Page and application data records

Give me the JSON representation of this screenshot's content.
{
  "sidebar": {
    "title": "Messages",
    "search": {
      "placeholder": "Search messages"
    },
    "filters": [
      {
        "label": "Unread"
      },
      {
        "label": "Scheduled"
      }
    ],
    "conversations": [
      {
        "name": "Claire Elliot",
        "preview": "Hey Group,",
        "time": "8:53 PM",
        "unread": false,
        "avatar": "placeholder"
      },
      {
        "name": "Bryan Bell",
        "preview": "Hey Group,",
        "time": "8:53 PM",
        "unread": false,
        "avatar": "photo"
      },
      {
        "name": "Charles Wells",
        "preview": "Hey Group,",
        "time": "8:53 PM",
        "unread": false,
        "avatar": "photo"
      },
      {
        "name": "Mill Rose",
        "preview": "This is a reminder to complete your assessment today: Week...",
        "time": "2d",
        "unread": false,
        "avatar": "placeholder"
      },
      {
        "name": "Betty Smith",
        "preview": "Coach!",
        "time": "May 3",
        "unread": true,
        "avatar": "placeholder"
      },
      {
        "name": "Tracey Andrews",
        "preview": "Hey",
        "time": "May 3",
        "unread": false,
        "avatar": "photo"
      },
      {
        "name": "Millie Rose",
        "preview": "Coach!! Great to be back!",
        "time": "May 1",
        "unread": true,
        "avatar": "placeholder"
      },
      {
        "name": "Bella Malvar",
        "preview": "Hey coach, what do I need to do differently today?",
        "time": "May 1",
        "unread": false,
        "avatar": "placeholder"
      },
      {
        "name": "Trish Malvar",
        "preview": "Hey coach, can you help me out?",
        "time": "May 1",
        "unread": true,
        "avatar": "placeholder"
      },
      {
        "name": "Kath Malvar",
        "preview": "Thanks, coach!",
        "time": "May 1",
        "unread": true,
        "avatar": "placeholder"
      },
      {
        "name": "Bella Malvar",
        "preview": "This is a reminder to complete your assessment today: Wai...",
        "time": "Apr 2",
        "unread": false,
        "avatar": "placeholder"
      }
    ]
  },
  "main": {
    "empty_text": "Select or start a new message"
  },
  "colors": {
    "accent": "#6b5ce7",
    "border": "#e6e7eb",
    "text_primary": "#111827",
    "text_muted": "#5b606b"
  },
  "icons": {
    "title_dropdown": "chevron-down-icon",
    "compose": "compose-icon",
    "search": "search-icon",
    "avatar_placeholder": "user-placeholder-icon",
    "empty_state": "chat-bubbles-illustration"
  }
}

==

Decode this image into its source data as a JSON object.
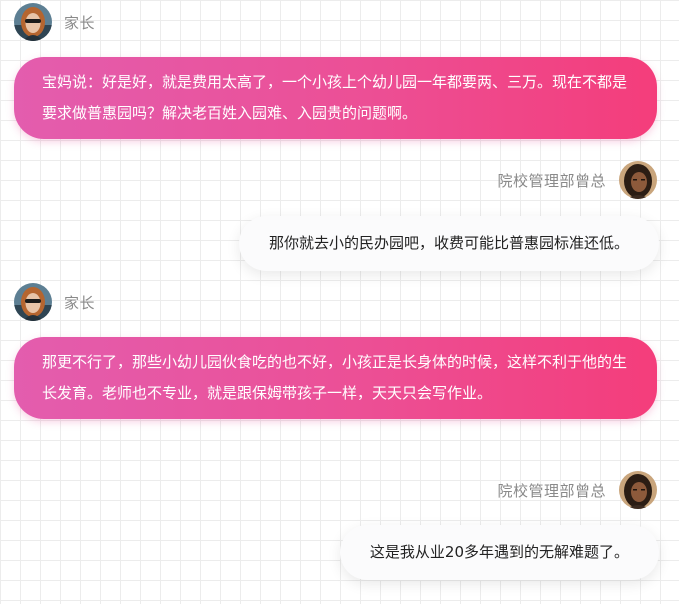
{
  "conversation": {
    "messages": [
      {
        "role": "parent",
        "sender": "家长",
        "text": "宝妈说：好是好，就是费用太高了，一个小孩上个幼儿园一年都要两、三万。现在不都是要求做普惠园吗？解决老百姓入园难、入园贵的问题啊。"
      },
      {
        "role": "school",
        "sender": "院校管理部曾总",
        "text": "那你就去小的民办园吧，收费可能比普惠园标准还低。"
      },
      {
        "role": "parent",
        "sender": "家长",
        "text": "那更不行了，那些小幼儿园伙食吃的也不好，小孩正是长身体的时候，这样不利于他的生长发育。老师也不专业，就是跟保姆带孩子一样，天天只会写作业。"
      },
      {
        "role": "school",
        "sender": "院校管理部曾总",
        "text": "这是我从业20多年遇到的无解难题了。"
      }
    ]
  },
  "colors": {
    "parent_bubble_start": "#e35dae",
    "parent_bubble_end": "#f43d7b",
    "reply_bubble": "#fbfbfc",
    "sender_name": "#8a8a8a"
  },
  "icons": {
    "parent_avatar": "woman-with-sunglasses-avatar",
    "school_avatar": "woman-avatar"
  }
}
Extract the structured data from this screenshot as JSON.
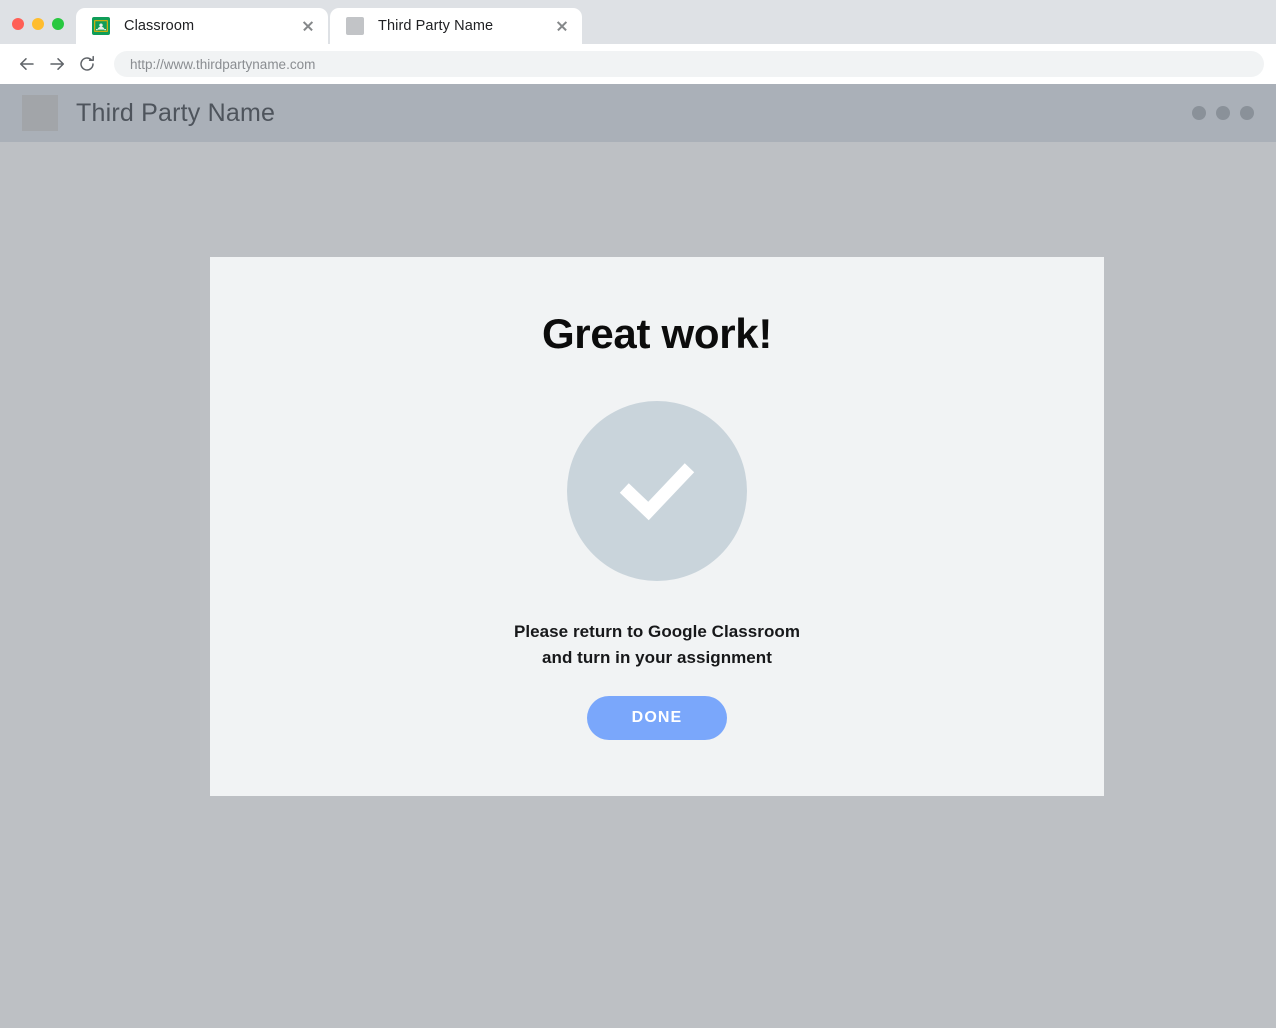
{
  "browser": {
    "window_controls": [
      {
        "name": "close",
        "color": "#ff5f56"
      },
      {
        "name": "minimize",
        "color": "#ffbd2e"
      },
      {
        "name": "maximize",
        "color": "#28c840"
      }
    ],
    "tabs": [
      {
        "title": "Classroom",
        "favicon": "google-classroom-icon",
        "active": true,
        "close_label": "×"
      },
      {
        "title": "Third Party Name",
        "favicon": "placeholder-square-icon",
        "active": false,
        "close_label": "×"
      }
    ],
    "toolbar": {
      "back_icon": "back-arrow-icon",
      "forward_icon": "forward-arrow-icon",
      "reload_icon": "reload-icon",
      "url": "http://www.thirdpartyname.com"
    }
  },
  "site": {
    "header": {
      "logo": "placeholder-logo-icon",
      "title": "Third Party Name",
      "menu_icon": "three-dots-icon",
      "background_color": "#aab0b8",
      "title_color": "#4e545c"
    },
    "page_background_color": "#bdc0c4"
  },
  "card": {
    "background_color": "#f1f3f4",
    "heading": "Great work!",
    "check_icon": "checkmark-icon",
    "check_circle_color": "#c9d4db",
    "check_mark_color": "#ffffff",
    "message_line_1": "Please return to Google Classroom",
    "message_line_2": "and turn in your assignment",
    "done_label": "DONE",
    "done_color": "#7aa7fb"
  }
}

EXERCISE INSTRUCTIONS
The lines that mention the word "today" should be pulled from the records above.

RESPONSE FOR THIS EXERCISE
        "preview": "This is a reminder to complete your assessment today: Week...",
        "preview": "Hey coach, what do I need to do differently today?",
        "preview": "This is a reminder to complete your assessment today: Wai...",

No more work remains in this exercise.